State could face $30B in new costs under BCRA

A new analysis from the California Department of Health Care Services and the Department of Finance finds that California could face more than $30 billion annually in additional health care costs over the next decade under the Senate proposal to repeal and replace the Affordable Care Act. The Senate bill, called the Better Care Reconciliation Act (BCRA), would increase state costs even more than the $24.3 billion estimate under the House’s American Health Care Act proposal. DHCS concludes that over the seven-year period of 2020-27, BCRA shifts $92.4 billion in cumulative costs from the federal government to California.

The Senate postponed its vote on the BCRA proposal prior to the July 4 holiday recess due to a lack of support for the bill. At the time of this writing, negotiations are still underway.

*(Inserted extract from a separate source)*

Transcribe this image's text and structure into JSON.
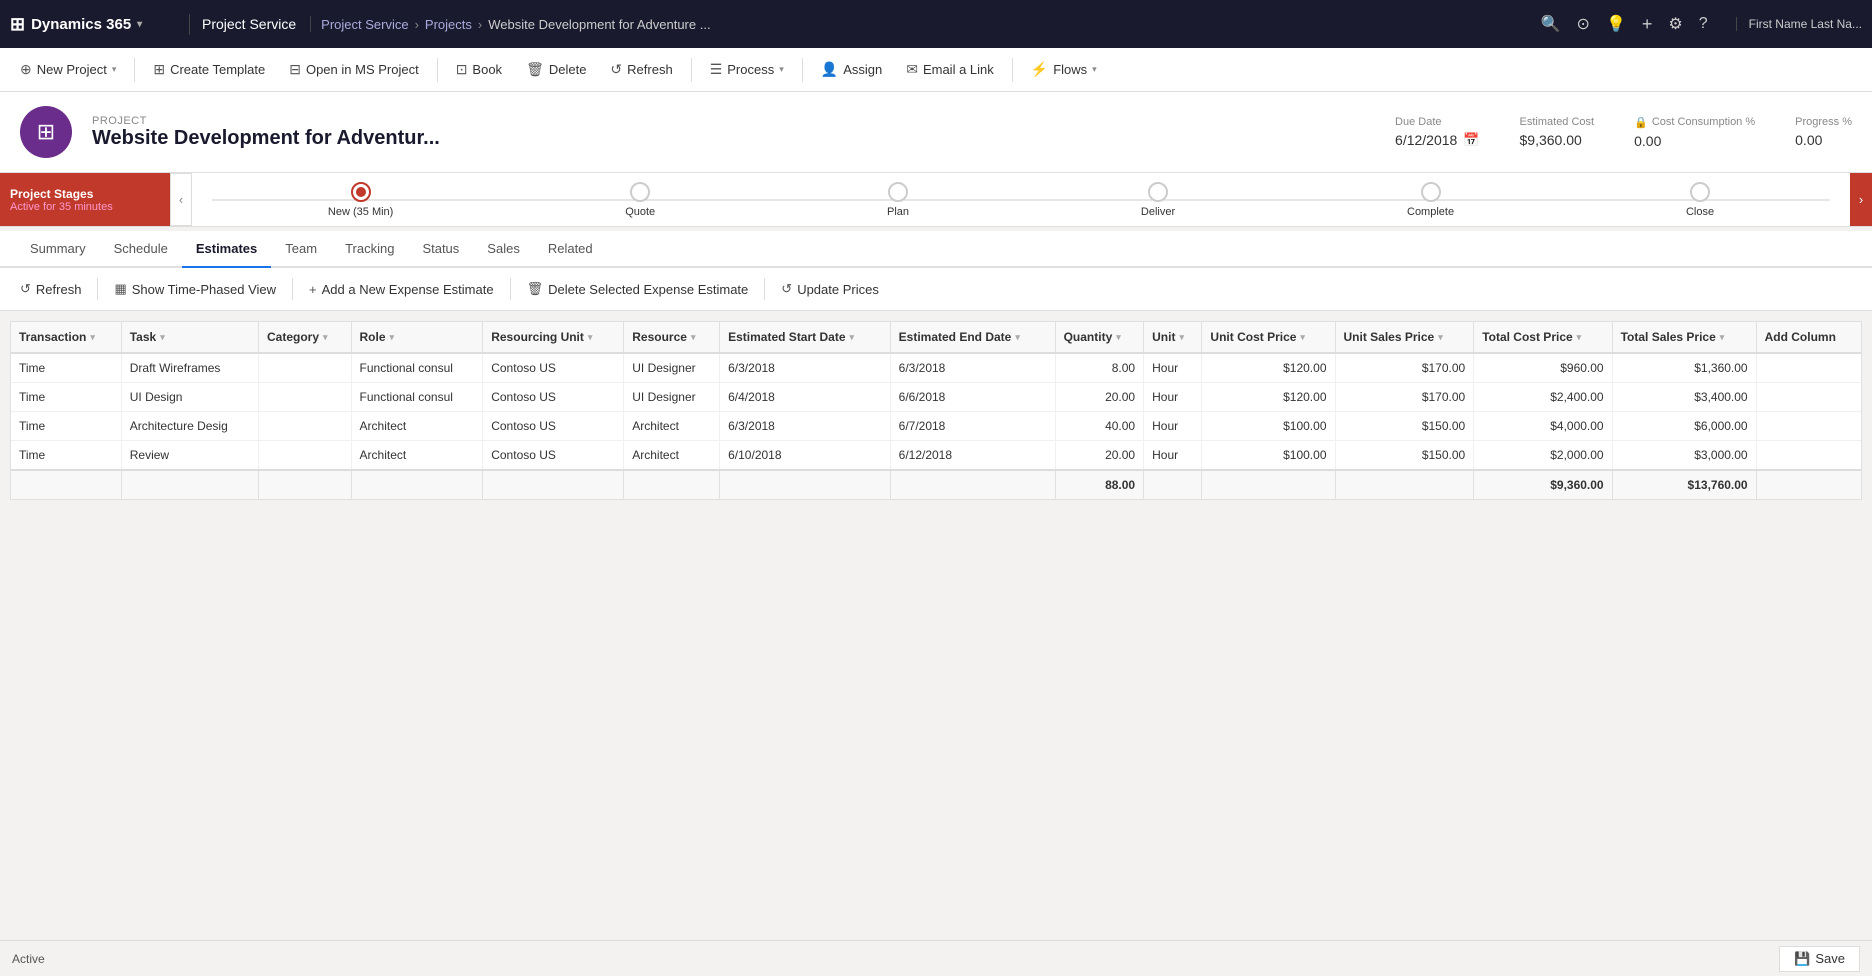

CDA remains concerned about these implications to Medicaid and the existing consumer protections that may be threatened by both Congressional proposals. CDA continues to raise these concerns directly with federal policymakers and is monitoring the negotiations. A comparative chart below outlines the current proposals and the implications nationally.

Three versions of health care: How do they compare?

For more information regarding ACA reform efforts, please visit cda.org or contact CDA Public Affairs at 916.554.4984.

Related Items

As California’s new fiscal year starts, dentists can expect significant reimbursement increases for hundreds of procedures covered by Denti-Cal because of the passage of CDA-sponsored and supported Proposition 56, the tobacco tax measure. With anticipated federal participation, it is expected that an estimated $300 million in additional funding will be committed to increasing coverage for dental care in the program.

The House of Representatives’ vote May 4 to approve the American Health Care Act is the first step down a long, winding road of a possible repeal or replacement of the Affordable Care Act. CDA and other health care organizations have expressed their concerns to policymakers that the AHCA would harm Californians due to the erosion of pre-existing condition protections, decrease patient access to physicians and dentists and cause over 3 million Californians to lose health care coverage.